Finally, practice makes perfect. AND seeing perfect practice helps you create perfect new skills! Start out with five minutes of visualization at a time, and work yourself up to 20 minutes or so. H you see yourself fall or make a mistake, rewind the tape in your head and see the skill in slow motion. Imagine every element perfect, every body position just right.
When to "See it to Believe it"
Learning New Skills
Be sure to visualize new skills over and over. See them with perfect body position, incorporating all of your corrections. See them both in slow motion and real time. Don’t forget to do all types of progressions. Seeing timers, stacked mats being pulled out, or into a pit is also helpful.
Visualization can really help you to make corrections, especially when you are having trouble seeing or feeling what needs to change. Imagine the skill in slow motion seeing the correction. You may even want to exaggerate it in your mind. Freeze the frame or keep rewinding to visualize the correction over and over again. Do this about five times. Visualizing corrections on the spot (actually in workout) can help your body understand exactly what needs to be done so it can make the change.
Use visualization to fire yourself up! See yourself doing a new skill and being hugged by your coach or having your teammates screaming with joy! See yourself competing this skill and sticking it perfectly. Imagine yourself standing high on the podium after competing these skills.
Imagine yourself walking into the gym totally confident. What does that feel like all throughout your body? Use your imagery tool to help you feel exactly the way you want to feel. See yourself strong, confident, and ready to push yourself to the next level.
One of the best uses of mental imagery is changing your fear into fuel. H you notice some fear in your body, take the time in that moment to breathe, visualize the skill and remind yourself that you can do it. Also practice turning fear around at home by visualizing yourself having a bad day and turning it around using your breathing and visualization. Imagine yourself pushing through obstacles and coming through strong and powerful on the other side. Practice both psyching yourself up and calming yourself down. Remember that you control your mind, not the other way around!

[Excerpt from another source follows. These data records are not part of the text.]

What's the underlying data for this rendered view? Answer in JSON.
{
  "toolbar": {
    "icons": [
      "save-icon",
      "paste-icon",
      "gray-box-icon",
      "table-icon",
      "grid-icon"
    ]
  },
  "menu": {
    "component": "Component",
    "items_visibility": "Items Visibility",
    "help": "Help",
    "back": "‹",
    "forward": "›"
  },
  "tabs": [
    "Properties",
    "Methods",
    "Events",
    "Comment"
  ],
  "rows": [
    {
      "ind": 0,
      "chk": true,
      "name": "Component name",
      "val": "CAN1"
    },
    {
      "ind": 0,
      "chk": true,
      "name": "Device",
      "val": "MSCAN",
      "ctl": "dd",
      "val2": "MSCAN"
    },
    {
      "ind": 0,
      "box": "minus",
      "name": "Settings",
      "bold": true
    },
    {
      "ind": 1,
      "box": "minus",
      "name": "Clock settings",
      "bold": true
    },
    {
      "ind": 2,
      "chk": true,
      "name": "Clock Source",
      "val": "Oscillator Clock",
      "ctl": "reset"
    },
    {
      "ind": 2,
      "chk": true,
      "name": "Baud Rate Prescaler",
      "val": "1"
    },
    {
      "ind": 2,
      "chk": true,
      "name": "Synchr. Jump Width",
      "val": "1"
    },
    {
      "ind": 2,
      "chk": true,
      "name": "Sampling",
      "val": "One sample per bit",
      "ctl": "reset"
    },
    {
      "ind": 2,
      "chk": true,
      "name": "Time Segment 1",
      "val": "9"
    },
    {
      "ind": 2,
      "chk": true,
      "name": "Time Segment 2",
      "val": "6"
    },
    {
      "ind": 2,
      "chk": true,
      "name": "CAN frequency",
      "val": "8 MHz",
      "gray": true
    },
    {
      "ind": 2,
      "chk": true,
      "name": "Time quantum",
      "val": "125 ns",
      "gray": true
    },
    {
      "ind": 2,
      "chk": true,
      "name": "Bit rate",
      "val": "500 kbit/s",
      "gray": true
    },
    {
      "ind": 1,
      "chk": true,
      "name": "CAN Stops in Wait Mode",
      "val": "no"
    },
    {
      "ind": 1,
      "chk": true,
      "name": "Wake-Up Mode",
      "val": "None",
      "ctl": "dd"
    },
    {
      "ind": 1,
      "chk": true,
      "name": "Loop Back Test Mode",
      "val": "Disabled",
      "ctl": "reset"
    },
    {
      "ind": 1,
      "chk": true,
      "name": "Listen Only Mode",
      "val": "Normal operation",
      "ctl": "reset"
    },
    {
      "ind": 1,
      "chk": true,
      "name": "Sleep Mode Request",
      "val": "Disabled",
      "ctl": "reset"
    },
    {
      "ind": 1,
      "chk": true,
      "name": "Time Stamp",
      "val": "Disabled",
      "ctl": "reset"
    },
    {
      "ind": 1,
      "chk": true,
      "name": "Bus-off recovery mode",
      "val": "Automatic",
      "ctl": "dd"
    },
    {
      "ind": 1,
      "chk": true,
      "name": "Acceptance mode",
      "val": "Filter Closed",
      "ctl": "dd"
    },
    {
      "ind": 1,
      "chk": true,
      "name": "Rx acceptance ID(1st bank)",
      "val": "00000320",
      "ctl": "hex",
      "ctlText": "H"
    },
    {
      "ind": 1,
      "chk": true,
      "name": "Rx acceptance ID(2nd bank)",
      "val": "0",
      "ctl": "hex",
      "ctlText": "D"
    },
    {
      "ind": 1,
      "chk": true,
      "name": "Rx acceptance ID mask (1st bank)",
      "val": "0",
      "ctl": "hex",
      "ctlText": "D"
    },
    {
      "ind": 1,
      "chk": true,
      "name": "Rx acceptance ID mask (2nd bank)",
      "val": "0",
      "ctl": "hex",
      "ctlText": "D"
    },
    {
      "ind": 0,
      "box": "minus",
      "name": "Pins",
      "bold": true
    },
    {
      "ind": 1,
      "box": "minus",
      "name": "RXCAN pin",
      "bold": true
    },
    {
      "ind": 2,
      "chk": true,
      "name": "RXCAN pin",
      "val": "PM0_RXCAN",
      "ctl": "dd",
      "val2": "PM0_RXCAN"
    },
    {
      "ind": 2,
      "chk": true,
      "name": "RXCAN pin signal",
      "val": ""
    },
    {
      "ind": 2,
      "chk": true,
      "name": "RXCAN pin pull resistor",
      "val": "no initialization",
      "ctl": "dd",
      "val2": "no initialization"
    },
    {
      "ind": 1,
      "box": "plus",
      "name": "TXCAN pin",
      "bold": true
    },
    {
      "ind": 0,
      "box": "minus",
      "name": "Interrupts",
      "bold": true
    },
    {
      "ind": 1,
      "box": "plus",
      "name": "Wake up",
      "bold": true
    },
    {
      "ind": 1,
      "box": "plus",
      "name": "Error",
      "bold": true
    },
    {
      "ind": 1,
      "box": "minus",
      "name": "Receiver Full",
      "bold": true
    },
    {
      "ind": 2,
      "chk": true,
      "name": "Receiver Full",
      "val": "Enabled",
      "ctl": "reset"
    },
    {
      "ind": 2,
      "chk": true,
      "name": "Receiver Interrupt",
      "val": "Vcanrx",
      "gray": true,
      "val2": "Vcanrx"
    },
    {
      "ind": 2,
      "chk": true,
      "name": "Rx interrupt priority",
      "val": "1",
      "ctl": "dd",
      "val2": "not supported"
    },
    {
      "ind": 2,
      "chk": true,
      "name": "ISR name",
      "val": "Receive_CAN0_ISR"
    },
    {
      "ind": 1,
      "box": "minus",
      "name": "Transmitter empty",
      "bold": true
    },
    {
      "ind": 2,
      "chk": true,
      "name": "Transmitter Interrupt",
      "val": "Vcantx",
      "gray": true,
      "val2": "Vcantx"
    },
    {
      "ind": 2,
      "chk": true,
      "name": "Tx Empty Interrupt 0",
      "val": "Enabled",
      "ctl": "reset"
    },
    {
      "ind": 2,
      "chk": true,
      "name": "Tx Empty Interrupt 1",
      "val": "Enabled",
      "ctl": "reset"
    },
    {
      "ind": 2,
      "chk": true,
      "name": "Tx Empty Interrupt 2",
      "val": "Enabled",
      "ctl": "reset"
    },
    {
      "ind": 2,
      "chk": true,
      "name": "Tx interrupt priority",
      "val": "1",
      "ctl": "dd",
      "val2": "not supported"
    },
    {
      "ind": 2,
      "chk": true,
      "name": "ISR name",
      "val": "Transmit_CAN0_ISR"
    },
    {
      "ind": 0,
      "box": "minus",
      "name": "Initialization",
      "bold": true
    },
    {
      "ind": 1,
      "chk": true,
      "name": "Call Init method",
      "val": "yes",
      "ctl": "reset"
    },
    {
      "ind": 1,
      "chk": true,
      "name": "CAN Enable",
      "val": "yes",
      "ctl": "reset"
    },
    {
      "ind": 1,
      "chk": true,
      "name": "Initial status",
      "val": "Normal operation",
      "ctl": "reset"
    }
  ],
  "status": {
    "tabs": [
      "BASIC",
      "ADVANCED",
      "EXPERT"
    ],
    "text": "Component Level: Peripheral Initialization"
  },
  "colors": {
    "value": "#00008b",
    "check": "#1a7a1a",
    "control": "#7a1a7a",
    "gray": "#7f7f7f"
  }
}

Using mental imagery when you are injured is one of the best ways to speed up your return to gymnastics once you’re able to train again. Remember the phenomenon of muscle memory. When you visualize, it helps your muscles remember exactly what to do when you begin doing your skills again. Give yourself visualization assignments and even walk your skills through while you visualize. You’ll be surprised how fast your body will remember what to do once you are back in full force. “See It to Believe It” is something to practice every day whether you’re in the gym, out of the gym, in the shower, before bed, riding in the car or right before an event. You can also visualize before your tum, in between events, and as you are warming-up. Many athletes use visualization for non-gymnastics-related issues as well. Visualize yourself making the speech you are nervous about for class or acing your math test. Visually rehearse a difficult conversation you need to have with a friend. Anything in your life that is important or stressful can be “practiced” with mental imagery. Remember, every visualization gets you that much closer to your goal. Whenever you can, create excellence by first imagining it in your mind. Before anyone can achieve greatness, they have to first see the dream. See it and then….Be it!
Alison Arnold, Ph.D., is a peak performance consultant to USA Gymnastics. For more information 011 her workbooks and seminars, seewww.headgames.ws
Brial1 C. Hite, M.S., is a mental training consultant, a team coach at Waller’s Gym/am Academy in Southern California, and a doctoral student
at Walden University.